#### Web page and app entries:
----------

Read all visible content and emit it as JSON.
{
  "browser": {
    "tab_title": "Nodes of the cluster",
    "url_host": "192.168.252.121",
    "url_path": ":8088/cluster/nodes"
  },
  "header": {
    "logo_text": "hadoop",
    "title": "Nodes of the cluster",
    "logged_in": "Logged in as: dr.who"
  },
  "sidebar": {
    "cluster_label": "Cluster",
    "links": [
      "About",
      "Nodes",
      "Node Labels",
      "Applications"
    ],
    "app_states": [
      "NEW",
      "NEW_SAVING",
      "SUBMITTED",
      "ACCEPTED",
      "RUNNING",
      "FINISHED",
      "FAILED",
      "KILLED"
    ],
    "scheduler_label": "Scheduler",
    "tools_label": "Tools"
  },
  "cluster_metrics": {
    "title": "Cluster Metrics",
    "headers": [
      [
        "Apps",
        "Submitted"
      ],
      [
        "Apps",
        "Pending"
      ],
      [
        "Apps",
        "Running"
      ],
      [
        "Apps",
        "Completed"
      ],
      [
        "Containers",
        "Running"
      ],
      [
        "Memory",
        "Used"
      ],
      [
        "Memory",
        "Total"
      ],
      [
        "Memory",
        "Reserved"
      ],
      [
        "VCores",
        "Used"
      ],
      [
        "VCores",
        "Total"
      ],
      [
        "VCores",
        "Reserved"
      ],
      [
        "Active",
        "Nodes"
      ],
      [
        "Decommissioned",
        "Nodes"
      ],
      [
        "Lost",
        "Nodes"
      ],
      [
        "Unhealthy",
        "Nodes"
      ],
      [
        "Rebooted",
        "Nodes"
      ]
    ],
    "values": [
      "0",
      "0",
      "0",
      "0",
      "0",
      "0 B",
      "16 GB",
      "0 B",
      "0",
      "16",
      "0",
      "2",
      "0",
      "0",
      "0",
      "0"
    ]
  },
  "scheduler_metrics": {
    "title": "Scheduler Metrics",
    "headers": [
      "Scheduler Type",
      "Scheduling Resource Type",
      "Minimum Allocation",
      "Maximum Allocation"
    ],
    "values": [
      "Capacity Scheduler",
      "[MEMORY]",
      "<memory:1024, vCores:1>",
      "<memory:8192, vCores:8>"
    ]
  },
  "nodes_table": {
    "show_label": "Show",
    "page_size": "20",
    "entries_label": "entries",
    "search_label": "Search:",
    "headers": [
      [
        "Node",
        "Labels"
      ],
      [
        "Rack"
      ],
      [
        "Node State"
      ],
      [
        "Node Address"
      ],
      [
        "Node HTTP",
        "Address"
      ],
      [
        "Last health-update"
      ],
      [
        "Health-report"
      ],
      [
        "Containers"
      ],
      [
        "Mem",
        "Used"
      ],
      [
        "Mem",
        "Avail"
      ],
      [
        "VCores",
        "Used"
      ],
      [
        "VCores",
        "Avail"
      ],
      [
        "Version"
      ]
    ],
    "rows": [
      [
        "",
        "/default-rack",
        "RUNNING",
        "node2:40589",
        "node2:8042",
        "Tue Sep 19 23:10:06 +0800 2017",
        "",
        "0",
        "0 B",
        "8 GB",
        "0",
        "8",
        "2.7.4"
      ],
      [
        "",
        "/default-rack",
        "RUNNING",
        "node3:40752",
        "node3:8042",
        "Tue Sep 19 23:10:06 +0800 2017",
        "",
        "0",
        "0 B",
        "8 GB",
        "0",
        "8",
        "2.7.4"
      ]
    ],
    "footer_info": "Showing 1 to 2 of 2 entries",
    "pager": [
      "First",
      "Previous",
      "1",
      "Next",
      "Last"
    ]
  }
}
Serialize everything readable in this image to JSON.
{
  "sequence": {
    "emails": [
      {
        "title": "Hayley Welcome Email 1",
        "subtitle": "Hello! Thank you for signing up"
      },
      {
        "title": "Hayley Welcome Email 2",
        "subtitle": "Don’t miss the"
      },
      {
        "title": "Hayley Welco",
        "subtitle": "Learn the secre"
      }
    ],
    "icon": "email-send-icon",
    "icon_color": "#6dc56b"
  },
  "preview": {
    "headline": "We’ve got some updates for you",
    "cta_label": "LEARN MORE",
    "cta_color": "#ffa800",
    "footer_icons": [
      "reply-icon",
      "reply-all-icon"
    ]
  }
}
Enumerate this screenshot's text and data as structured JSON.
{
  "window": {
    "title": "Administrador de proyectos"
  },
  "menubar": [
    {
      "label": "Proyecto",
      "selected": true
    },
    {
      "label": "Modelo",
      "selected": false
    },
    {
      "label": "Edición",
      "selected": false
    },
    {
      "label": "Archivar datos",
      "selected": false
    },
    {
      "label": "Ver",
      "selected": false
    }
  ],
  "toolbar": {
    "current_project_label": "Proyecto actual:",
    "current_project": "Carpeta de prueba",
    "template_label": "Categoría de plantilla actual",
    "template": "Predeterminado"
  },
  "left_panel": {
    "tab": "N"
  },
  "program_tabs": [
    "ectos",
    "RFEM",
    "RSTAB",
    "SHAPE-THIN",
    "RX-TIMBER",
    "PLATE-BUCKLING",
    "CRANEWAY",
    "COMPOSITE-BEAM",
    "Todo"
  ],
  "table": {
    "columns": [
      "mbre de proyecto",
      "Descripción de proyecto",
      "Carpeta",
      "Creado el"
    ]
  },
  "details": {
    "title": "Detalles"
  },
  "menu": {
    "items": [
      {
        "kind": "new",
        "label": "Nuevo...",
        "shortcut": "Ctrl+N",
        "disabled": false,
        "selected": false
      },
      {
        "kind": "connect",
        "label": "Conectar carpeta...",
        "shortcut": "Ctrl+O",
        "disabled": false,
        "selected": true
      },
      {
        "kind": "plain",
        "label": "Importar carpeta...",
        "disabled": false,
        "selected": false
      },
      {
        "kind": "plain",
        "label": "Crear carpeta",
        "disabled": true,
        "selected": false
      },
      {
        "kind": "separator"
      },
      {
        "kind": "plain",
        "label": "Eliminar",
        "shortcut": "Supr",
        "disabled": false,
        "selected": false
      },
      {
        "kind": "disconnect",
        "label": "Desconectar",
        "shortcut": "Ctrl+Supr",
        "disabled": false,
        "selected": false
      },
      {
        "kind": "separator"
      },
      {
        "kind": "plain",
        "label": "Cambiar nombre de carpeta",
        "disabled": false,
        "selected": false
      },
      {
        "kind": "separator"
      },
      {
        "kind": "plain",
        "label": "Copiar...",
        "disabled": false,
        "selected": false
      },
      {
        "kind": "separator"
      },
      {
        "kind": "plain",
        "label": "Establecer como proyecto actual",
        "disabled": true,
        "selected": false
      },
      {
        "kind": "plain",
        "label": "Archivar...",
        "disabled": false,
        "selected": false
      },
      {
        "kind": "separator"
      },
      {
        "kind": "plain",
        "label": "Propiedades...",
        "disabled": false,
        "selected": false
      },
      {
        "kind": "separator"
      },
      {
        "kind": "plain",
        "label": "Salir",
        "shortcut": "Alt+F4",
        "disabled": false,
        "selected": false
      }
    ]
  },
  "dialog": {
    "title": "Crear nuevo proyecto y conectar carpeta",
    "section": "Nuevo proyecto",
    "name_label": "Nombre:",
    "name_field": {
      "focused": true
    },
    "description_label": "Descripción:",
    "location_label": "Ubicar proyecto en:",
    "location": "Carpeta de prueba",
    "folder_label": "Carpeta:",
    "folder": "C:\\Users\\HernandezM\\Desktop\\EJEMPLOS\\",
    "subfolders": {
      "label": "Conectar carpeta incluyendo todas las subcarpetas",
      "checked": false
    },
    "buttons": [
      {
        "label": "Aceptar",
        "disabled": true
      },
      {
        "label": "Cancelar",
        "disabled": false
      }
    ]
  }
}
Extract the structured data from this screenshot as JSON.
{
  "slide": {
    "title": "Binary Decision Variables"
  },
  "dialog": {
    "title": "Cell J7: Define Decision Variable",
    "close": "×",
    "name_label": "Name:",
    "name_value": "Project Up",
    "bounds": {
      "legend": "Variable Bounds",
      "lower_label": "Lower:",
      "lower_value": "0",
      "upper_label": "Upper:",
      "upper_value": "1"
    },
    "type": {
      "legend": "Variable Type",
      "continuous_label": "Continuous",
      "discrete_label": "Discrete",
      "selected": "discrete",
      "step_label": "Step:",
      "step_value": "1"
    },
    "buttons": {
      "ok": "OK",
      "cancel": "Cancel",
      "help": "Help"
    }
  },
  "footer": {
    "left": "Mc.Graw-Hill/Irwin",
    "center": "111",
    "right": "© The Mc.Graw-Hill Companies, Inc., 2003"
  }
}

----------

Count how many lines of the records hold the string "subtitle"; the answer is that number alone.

3